Collection entries
============================================================

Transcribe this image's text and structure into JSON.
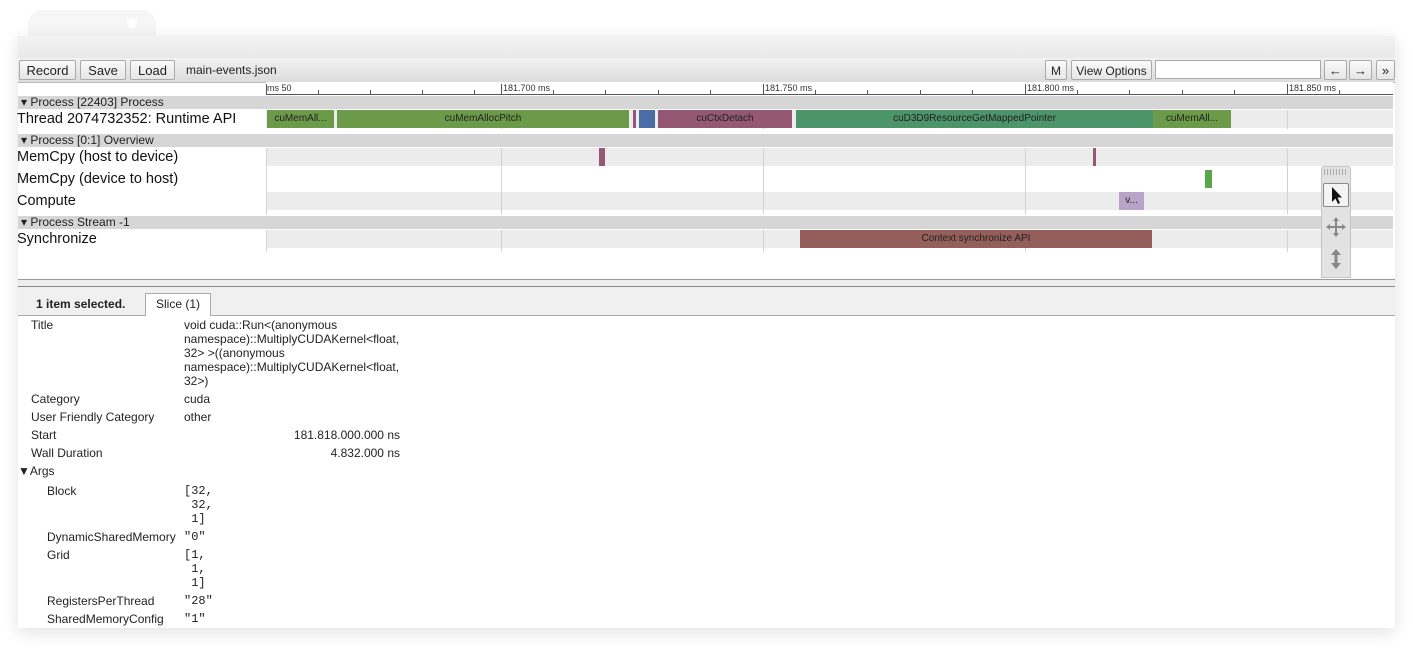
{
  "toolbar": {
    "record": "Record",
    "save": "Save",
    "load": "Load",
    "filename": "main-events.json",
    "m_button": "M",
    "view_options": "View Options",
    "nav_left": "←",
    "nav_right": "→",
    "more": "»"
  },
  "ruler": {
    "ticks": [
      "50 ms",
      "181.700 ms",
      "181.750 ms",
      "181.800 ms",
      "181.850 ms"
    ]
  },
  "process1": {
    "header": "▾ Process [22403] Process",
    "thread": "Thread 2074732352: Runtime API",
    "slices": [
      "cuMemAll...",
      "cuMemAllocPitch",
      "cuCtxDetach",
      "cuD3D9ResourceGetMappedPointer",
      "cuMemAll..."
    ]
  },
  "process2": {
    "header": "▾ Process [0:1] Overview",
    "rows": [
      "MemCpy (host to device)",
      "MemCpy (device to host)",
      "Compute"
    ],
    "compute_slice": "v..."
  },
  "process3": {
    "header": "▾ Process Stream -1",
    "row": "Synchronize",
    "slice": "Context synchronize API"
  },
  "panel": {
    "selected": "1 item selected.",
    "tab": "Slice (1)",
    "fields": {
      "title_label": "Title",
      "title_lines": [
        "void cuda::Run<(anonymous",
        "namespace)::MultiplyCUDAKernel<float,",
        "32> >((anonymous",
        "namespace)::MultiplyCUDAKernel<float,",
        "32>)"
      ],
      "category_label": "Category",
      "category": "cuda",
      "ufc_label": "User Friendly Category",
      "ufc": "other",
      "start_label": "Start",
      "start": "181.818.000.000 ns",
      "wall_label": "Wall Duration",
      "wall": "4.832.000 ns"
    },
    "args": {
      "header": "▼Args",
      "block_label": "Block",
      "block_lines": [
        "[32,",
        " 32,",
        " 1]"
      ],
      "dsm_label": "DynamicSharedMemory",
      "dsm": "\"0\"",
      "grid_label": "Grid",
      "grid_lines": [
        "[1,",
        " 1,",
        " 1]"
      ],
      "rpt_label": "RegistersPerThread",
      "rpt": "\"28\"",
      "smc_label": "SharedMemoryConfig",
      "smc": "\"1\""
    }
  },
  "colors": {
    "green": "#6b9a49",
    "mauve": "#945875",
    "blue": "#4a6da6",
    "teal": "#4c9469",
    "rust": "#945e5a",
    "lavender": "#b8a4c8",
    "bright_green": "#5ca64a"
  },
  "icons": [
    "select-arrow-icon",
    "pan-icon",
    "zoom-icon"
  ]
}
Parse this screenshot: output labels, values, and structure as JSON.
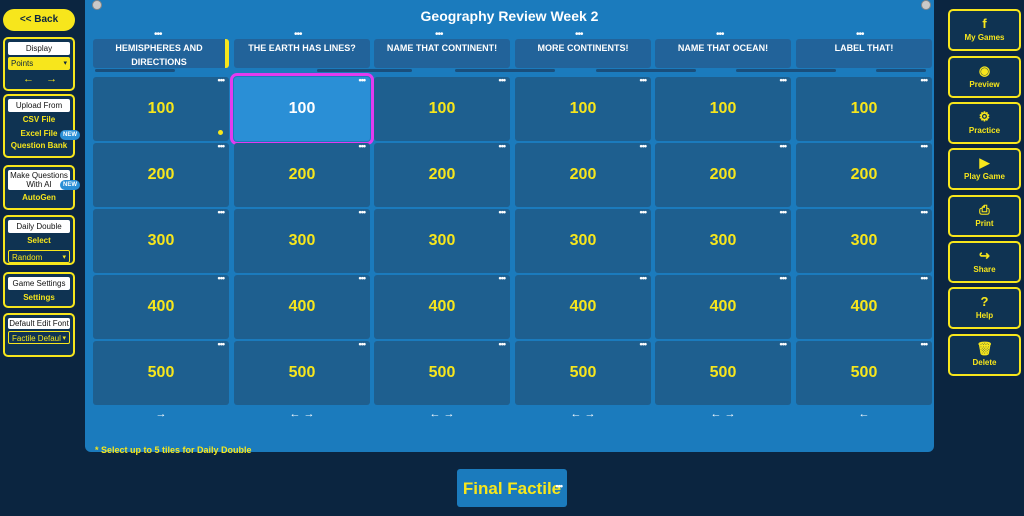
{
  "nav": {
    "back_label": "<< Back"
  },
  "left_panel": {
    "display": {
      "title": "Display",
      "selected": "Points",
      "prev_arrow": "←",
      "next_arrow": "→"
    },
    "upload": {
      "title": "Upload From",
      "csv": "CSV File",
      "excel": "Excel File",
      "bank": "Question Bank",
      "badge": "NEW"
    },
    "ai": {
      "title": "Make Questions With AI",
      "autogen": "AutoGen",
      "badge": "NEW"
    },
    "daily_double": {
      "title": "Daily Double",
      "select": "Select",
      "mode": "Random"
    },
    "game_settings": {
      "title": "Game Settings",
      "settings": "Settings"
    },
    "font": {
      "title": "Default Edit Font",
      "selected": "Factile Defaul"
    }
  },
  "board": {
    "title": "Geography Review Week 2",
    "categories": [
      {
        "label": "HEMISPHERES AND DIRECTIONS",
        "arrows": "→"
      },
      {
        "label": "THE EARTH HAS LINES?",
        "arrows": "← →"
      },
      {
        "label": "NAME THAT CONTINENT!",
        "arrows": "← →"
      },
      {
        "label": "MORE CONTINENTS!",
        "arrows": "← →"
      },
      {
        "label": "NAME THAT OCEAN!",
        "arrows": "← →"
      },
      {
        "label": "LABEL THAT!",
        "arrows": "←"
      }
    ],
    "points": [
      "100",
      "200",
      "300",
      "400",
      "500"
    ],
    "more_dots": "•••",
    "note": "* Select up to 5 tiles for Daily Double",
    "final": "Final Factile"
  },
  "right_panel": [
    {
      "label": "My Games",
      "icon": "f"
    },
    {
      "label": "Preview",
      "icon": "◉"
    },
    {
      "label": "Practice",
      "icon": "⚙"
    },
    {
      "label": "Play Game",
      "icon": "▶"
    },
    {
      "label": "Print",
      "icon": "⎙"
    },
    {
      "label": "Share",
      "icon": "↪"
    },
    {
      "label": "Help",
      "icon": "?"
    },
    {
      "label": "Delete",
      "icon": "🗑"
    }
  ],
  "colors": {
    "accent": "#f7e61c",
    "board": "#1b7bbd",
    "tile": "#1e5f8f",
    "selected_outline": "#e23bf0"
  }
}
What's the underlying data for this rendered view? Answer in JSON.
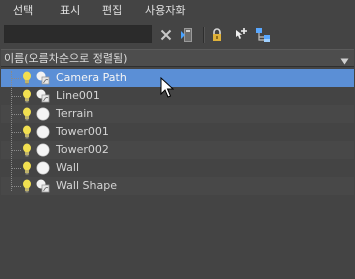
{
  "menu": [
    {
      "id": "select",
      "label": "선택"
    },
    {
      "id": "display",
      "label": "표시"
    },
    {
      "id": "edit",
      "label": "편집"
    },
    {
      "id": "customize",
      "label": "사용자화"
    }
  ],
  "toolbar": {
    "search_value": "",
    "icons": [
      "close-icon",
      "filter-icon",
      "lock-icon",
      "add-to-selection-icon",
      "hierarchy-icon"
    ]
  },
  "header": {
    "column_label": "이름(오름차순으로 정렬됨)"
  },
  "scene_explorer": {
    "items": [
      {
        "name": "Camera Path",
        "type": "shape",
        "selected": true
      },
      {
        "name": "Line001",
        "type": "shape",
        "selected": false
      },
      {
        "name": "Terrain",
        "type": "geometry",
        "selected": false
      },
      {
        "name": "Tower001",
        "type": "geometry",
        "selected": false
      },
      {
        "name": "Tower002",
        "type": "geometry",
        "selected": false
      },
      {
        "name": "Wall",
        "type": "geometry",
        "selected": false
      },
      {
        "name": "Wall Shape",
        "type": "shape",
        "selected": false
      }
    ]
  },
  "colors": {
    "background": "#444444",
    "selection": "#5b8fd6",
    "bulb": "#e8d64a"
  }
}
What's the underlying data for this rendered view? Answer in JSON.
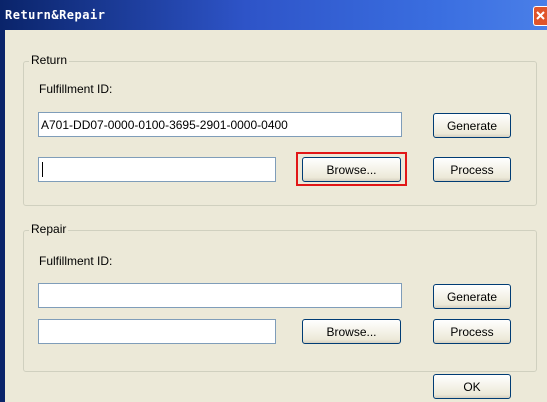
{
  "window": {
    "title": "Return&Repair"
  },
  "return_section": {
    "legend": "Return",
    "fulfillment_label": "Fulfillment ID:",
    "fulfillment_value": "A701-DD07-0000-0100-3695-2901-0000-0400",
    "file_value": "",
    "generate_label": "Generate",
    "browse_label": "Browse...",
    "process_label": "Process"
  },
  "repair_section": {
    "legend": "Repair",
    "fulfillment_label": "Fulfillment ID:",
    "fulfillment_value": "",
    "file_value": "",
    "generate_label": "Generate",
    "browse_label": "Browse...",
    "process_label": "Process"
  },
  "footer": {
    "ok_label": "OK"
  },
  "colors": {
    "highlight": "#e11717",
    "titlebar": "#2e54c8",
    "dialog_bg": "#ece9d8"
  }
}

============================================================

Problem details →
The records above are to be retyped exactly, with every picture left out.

Output of the exercise →
Transcribe this image's text and structure into JSON.
{
  "toolbar": {
    "record": "Record",
    "save": "Save",
    "load": "Load",
    "filename": "main-events.json",
    "m_button": "M",
    "view_options": "View Options",
    "nav_left": "←",
    "nav_right": "→",
    "more": "»"
  },
  "ruler": {
    "ticks": [
      "50 ms",
      "181.700 ms",
      "181.750 ms",
      "181.800 ms",
      "181.850 ms"
    ]
  },
  "process1": {
    "header": "▾ Process [22403] Process",
    "thread": "Thread 2074732352: Runtime API",
    "slices": [
      "cuMemAll...",
      "cuMemAllocPitch",
      "cuCtxDetach",
      "cuD3D9ResourceGetMappedPointer",
      "cuMemAll..."
    ]
  },
  "process2": {
    "header": "▾ Process [0:1] Overview",
    "rows": [
      "MemCpy (host to device)",
      "MemCpy (device to host)",
      "Compute"
    ],
    "compute_slice": "v..."
  },
  "process3": {
    "header": "▾ Process Stream -1",
    "row": "Synchronize",
    "slice": "Context synchronize API"
  },
  "panel": {
    "selected": "1 item selected.",
    "tab": "Slice (1)",
    "fields": {
      "title_label": "Title",
      "title_lines": [
        "void cuda::Run<(anonymous",
        "namespace)::MultiplyCUDAKernel<float,",
        "32> >((anonymous",
        "namespace)::MultiplyCUDAKernel<float,",
        "32>)"
      ],
      "category_label": "Category",
      "category": "cuda",
      "ufc_label": "User Friendly Category",
      "ufc": "other",
      "start_label": "Start",
      "start": "181.818.000.000 ns",
      "wall_label": "Wall Duration",
      "wall": "4.832.000 ns"
    },
    "args": {
      "header": "▼Args",
      "block_label": "Block",
      "block_lines": [
        "[32,",
        " 32,",
        " 1]"
      ],
      "dsm_label": "DynamicSharedMemory",
      "dsm": "\"0\"",
      "grid_label": "Grid",
      "grid_lines": [
        "[1,",
        " 1,",
        " 1]"
      ],
      "rpt_label": "RegistersPerThread",
      "rpt": "\"28\"",
      "smc_label": "SharedMemoryConfig",
      "smc": "\"1\""
    }
  },
  "colors": {
    "green": "#6b9a49",
    "mauve": "#945875",
    "blue": "#4a6da6",
    "teal": "#4c9469",
    "rust": "#945e5a",
    "lavender": "#b8a4c8",
    "bright_green": "#5ca64a"
  },
  "icons": [
    "select-arrow-icon",
    "pan-icon",
    "zoom-icon"
  ]
}
Parse this screenshot: output labels, values, and structure as JSON.
{
  "nav": {
    "back_label": "<< Back"
  },
  "left_panel": {
    "display": {
      "title": "Display",
      "selected": "Points",
      "prev_arrow": "←",
      "next_arrow": "→"
    },
    "upload": {
      "title": "Upload From",
      "csv": "CSV File",
      "excel": "Excel File",
      "bank": "Question Bank",
      "badge": "NEW"
    },
    "ai": {
      "title": "Make Questions With AI",
      "autogen": "AutoGen",
      "badge": "NEW"
    },
    "daily_double": {
      "title": "Daily Double",
      "select": "Select",
      "mode": "Random"
    },
    "game_settings": {
      "title": "Game Settings",
      "settings": "Settings"
    },
    "font": {
      "title": "Default Edit Font",
      "selected": "Factile Defaul"
    }
  },
  "board": {
    "title": "Geography Review Week 2",
    "categories": [
      {
        "label": "HEMISPHERES AND DIRECTIONS",
        "arrows": "→"
      },
      {
        "label": "THE EARTH HAS LINES?",
        "arrows": "← →"
      },
      {
        "label": "NAME THAT CONTINENT!",
        "arrows": "← →"
      },
      {
        "label": "MORE CONTINENTS!",
        "arrows": "← →"
      },
      {
        "label": "NAME THAT OCEAN!",
        "arrows": "← →"
      },
      {
        "label": "LABEL THAT!",
        "arrows": "←"
      }
    ],
    "points": [
      "100",
      "200",
      "300",
      "400",
      "500"
    ],
    "more_dots": "•••",
    "note": "* Select up to 5 tiles for Daily Double",
    "final": "Final Factile"
  },
  "right_panel": [
    {
      "label": "My Games",
      "icon": "f"
    },
    {
      "label": "Preview",
      "icon": "◉"
    },
    {
      "label": "Practice",
      "icon": "⚙"
    },
    {
      "label": "Play Game",
      "icon": "▶"
    },
    {
      "label": "Print",
      "icon": "⎙"
    },
    {
      "label": "Share",
      "icon": "↪"
    },
    {
      "label": "Help",
      "icon": "?"
    },
    {
      "label": "Delete",
      "icon": "🗑"
    }
  ],
  "colors": {
    "accent": "#f7e61c",
    "board": "#1b7bbd",
    "tile": "#1e5f8f",
    "selected_outline": "#e23bf0"
  }
}
What's the underlying data for this rendered view? Answer in JSON.
{
  "menu": [
    {
      "id": "select",
      "label": "선택"
    },
    {
      "id": "display",
      "label": "표시"
    },
    {
      "id": "edit",
      "label": "편집"
    },
    {
      "id": "customize",
      "label": "사용자화"
    }
  ],
  "toolbar": {
    "search_value": "",
    "icons": [
      "close-icon",
      "filter-icon",
      "lock-icon",
      "add-to-selection-icon",
      "hierarchy-icon"
    ]
  },
  "header": {
    "column_label": "이름(오름차순으로 정렬됨)"
  },
  "scene_explorer": {
    "items": [
      {
        "name": "Camera Path",
        "type": "shape",
        "selected": true
      },
      {
        "name": "Line001",
        "type": "shape",
        "selected": false
      },
      {
        "name": "Terrain",
        "type": "geometry",
        "selected": false
      },
      {
        "name": "Tower001",
        "type": "geometry",
        "selected": false
      },
      {
        "name": "Tower002",
        "type": "geometry",
        "selected": false
      },
      {
        "name": "Wall",
        "type": "geometry",
        "selected": false
      },
      {
        "name": "Wall Shape",
        "type": "shape",
        "selected": false
      }
    ]
  },
  "colors": {
    "background": "#444444",
    "selection": "#5b8fd6",
    "bulb": "#e8d64a"
  }
}
What's the underlying data for this rendered view? Answer in JSON.
{
  "window": {
    "title": "Return&Repair"
  },
  "return_section": {
    "legend": "Return",
    "fulfillment_label": "Fulfillment ID:",
    "fulfillment_value": "A701-DD07-0000-0100-3695-2901-0000-0400",
    "file_value": "",
    "generate_label": "Generate",
    "browse_label": "Browse...",
    "process_label": "Process"
  },
  "repair_section": {
    "legend": "Repair",
    "fulfillment_label": "Fulfillment ID:",
    "fulfillment_value": "",
    "file_value": "",
    "generate_label": "Generate",
    "browse_label": "Browse...",
    "process_label": "Process"
  },
  "footer": {
    "ok_label": "OK"
  },
  "colors": {
    "highlight": "#e11717",
    "titlebar": "#2e54c8",
    "dialog_bg": "#ece9d8"
  }
}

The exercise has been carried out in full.